Importance of belowground interactions for invasion success of exotic species varying in their phylogenetic novelty

 Molly presents her poster at the annual WashU Undergraduate Research Symposium. 

Molly presents her poster at the annual WashU Undergraduate Research Symposium. 

Molly Kuhs, Claudia Stein, Tiffany Knight, Scott Mangan

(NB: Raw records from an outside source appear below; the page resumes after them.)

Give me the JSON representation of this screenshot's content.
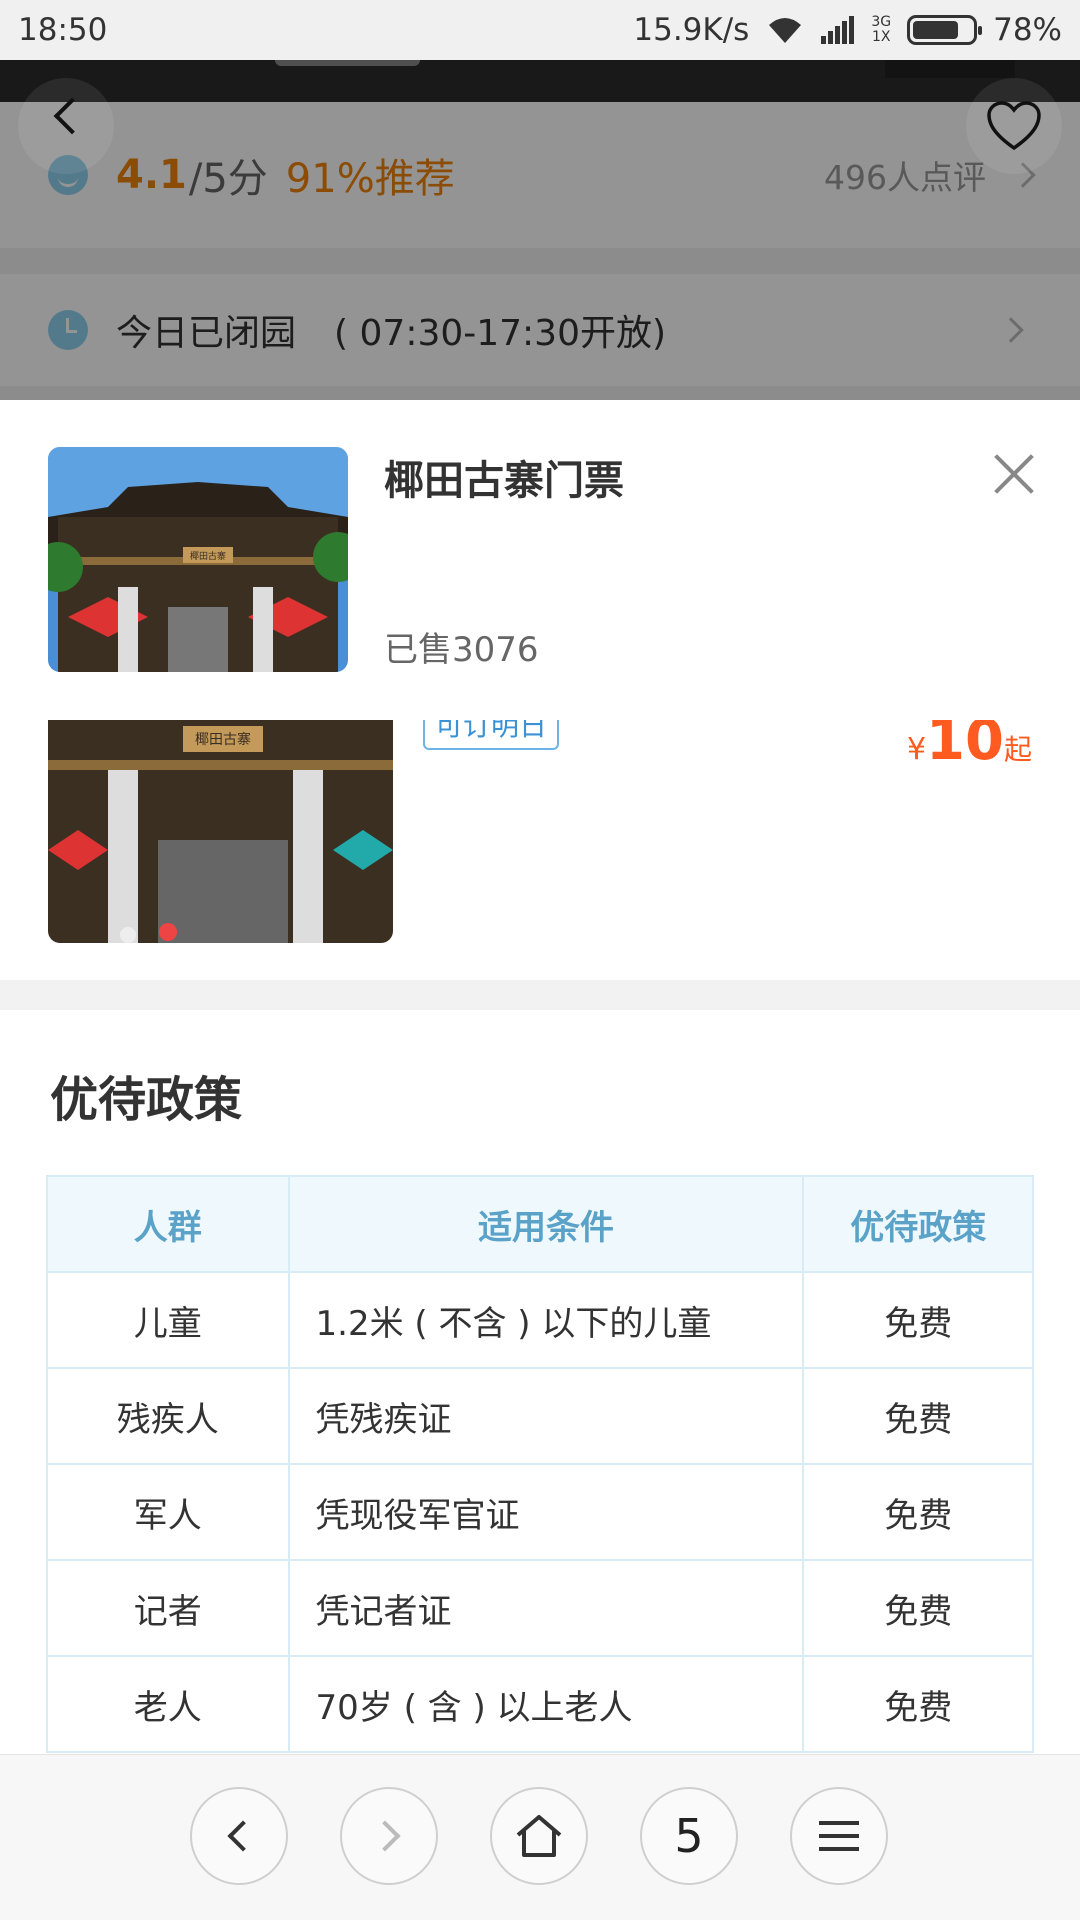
{
  "status_bar": {
    "time": "18:50",
    "speed": "15.9K/s",
    "network_top": "3G",
    "network_bottom": "1X",
    "battery": "78%",
    "battery_level": 0.78
  },
  "rating": {
    "score": "4.1",
    "score_total": "/5分",
    "recommend": "91%推荐",
    "review_count": "496人点评"
  },
  "hours": {
    "status": "今日已闭园",
    "range": "( 07:30-17:30开放)"
  },
  "popup": {
    "title": "椰田古寨门票",
    "sold": "已售3076",
    "sign_text": "椰田古寨"
  },
  "ticket": {
    "tag": "可订明日",
    "currency": "¥",
    "price": "10",
    "unit": "起",
    "sign_text": "椰田古寨"
  },
  "policy": {
    "heading": "优待政策",
    "columns": [
      "人群",
      "适用条件",
      "优待政策"
    ],
    "rows": [
      {
        "group": "儿童",
        "condition": "1.2米 ( 不含 ) 以下的儿童",
        "policy": "免费"
      },
      {
        "group": "残疾人",
        "condition": "凭残疾证",
        "policy": "免费"
      },
      {
        "group": "军人",
        "condition": "凭现役军官证",
        "policy": "免费"
      },
      {
        "group": "记者",
        "condition": "凭记者证",
        "policy": "免费"
      },
      {
        "group": "老人",
        "condition": "70岁 ( 含 ) 以上老人",
        "policy": "免费"
      }
    ]
  },
  "toolbar": {
    "tabs_count": "5"
  },
  "colors": {
    "accent_orange": "#f0830a",
    "price_red": "#ff5a1f",
    "table_header_text": "#5aa2c8",
    "tag_blue": "#3a92d6"
  }
}
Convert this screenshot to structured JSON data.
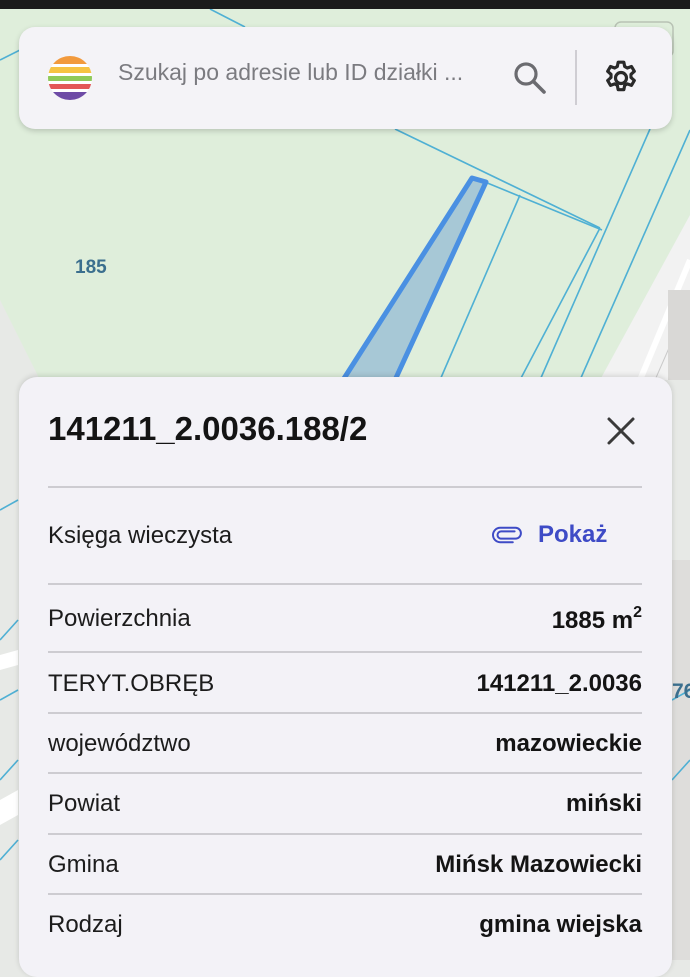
{
  "search": {
    "placeholder": "Szukaj po adresie lub ID działki ..."
  },
  "icons": {
    "logo": "rainbow-stripes-logo",
    "search": "search-icon",
    "settings": "gear-icon",
    "close": "close-icon",
    "attachment": "paperclip-icon"
  },
  "map": {
    "parcel_label_left": "185",
    "parcel_label_edge": "76"
  },
  "panel": {
    "title": "141211_2.0036.188/2",
    "land_registry": {
      "label": "Księga wieczysta",
      "action": "Pokaż"
    },
    "rows": [
      {
        "label": "Powierzchnia",
        "value": "1885 m",
        "unit_sup": "2"
      },
      {
        "label": "TERYT.OBRĘB",
        "value": "141211_2.0036"
      },
      {
        "label": "województwo",
        "value": "mazowieckie"
      },
      {
        "label": "Powiat",
        "value": "miński"
      },
      {
        "label": "Gmina",
        "value": "Mińsk Mazowiecki"
      },
      {
        "label": "Rodzaj",
        "value": "gmina wiejska"
      }
    ]
  },
  "colors": {
    "accent": "#3e4bc6",
    "parcel_highlight": "#4a90e2",
    "map_green": "#dfeedb",
    "map_background": "#e7e9e6"
  }
}
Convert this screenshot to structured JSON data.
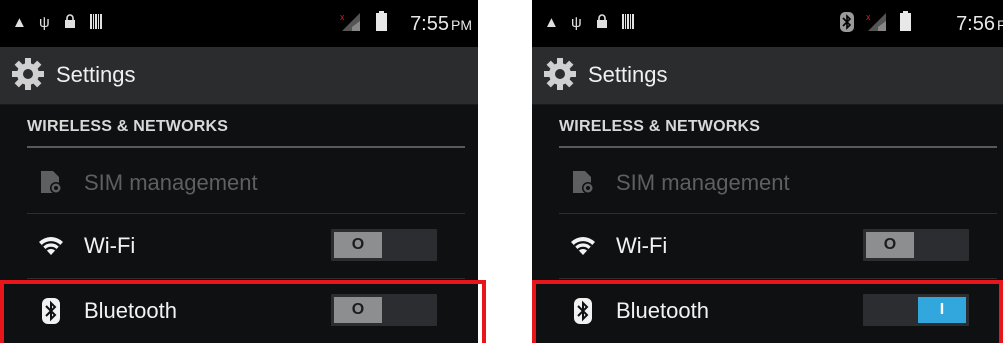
{
  "panels": [
    {
      "status": {
        "time": "7:55",
        "ampm": "PM"
      },
      "title": "Settings",
      "section": "WIRELESS & NETWORKS",
      "items": [
        {
          "label": "SIM management",
          "enabled": false
        },
        {
          "label": "Wi-Fi",
          "toggle": "O"
        },
        {
          "label": "Bluetooth",
          "toggle": "O"
        }
      ]
    },
    {
      "status": {
        "time": "7:56",
        "ampm": "PM"
      },
      "title": "Settings",
      "section": "WIRELESS & NETWORKS",
      "items": [
        {
          "label": "SIM management",
          "enabled": false
        },
        {
          "label": "Wi-Fi",
          "toggle": "O"
        },
        {
          "label": "Bluetooth",
          "toggle": "I"
        }
      ]
    }
  ],
  "colors": {
    "accent": "#31a7dd",
    "highlight": "#e8151a",
    "background": "#0f1011"
  }
}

Understanding the processes that drive invasions is a major goal in ecology and crucial to develop successful restoration projects. Patterns of phylogenetic relatedness within communities have been widely used to infer the importance of different ecological and evolutionary processes during community assembly and invasion processes. Invasion success of novel exotic plants could be due to the low niche overlap with resident plant species or to novel defense traits. An expectation that is in line with the enemy release hypothesis which states that exotic plant species can become invasive as they leave specialist enemies behind and experience a reduced attack by generalist consumers in their introduced range. In collaboration with Dr. Tiffany Knight, we combine field and greenhouse experiments to test the importance of belowground arthropods and fungi for population dynamics of exotic plant species that vary in their phylogenetic relatedness to native plant species.

Mangan lab: plant-soil interactions